NOVA University of Lisbon was founded in 1973, and is the youngest of Lisbon’s state universities. Integrated within a framework of expansion and diversification of higher education, the University adopted a new model within the Portuguese system that stressed interdisciplinary approaches and technological developments while, at the same time, safeguarding offerings in traditional academic domains including medicine, sciences and humanities. Research at NOVA has been growing and developing, both at quantitative and qualitative levels.
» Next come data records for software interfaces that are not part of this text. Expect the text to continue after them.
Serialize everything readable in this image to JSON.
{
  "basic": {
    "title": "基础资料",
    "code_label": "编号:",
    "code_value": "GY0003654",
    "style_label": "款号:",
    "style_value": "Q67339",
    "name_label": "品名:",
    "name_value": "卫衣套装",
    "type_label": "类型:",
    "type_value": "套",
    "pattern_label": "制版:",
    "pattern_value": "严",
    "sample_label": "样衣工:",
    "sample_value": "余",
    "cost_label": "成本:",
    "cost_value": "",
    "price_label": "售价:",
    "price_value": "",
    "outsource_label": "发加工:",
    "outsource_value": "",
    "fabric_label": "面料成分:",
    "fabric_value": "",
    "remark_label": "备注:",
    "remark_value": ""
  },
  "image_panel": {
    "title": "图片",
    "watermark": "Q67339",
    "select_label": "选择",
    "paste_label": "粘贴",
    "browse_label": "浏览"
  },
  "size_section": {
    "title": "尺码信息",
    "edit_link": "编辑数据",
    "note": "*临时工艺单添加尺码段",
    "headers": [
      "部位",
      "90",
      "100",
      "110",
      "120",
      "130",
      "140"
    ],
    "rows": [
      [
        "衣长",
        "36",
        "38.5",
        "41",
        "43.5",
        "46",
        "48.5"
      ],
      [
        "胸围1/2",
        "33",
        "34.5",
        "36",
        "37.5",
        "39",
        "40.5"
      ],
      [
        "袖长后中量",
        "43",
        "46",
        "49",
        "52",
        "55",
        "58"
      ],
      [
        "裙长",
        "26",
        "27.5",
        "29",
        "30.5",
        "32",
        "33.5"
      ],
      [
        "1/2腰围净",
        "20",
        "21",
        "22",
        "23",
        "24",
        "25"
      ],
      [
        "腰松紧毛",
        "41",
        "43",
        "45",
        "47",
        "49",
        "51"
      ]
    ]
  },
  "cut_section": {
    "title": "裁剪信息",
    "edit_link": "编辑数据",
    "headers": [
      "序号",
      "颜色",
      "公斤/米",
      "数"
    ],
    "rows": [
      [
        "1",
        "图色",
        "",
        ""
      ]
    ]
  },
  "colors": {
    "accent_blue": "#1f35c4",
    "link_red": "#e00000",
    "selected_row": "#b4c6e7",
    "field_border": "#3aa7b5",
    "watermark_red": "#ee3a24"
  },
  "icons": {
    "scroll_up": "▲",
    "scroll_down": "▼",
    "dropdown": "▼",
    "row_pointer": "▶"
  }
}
NOVA hosts 40 Research and Development Units, 75% of which were considered “Exceptional”, “Excellent” or “Very Good” in an International evaluation promoted by the Portuguese Science Foundation - way above national standards.
Two research groups from different centers at NOVA participate in the ShikiFactory100 project:
ITQB NOVA's mission is to carry out scientific research and postgraduate teaching in chemistry, life sciences, and associated technologies, while serving the community and promoting science and technology. ITQB NOVA is one of the leading research centers for the chemical and life sciences in Portugal, and a major national and international resource for basic and applied research. Researchers benefit from first-rate equipment, research facilities, and support services to carry out competitive research projects (€3.0M competitive funding secured in 2016). Currently with 63 independent labs, ITQB NOVA had, in 2016: 247 papers in Web of Science journals and 13,259 citations. Currently, ITQB NOVA has 21 internationally funded projects running including ERC grants and Marie Sklodowska Curie Actions, amongst others.
Within ITQB NOVA, the research center working on ShikiFactory100 is the Molecular, Structural and Cellular Microbiology Unit (MOSTMICRO). This center studies biological processes and systems at the molecular scale to understand and manipulate microorganisms of all three life domains. Research groups in ShikiFactory100 will focus on protein modelling, protein engineering and metabolic engineering.
Founded in 1977, FCT NOVA is one of the most prestigious Portuguese public schools of science and engineering today, with a total enrollment of ca. 8000 students (Degree, MSc and PhD). Between 2010 and 2013, FCT NOVA published more than 2525 papers indexed in ISI Web of Science. The Chemoinformatics group at FCT NOVA is integrated in the Laboratório Associado para a Química Verde, the Portuguese Research Centre for Sustainable Chemistry, and develops new methodologies for the automatic processing of chemical data, namely: machine learning predictions of NMR spectra, dissociation energies, atomic charges and orbital energies from the molecular structure, data mining of chemical and biochemical databases, genome-scale classification of metabolic reactions, QSAR/QSPR modelling, and the exploration and edition of molecular structures by blind users. The research group has published over 50 articles in top international journals of chemistry, and has produced available software, namely the SPINUS program for the prediction of NMR spectra, the NavMol package for the processing of chemical structures by blind users, and web services for the fast estimation of DFT calculated molecular properties.
NOVA's key contributions to the ShikiFactory100 project include: overall technical management, computational design of new sweeteners and potency assays of new compounds, development of a structural bioinformatics platform for gene selection, and enzyme engineering. NOVA are leaders of Work Package 4: Gene Discovery and Protein Engineering, and key contributors to Work Package 3: Design and Chemical Synthesis of New Products, Work Package 5: In silico Metabolic Engineering, and Work Package 6: Rapid Prototyping and Screening.
The Principal Investigator for NOVA in the ShikiFactory100 project is Prof. Isabel Rocha, she is also the project's Scientific and Technology Manager.
Find out more about Universidade NOVA de Lisboa here.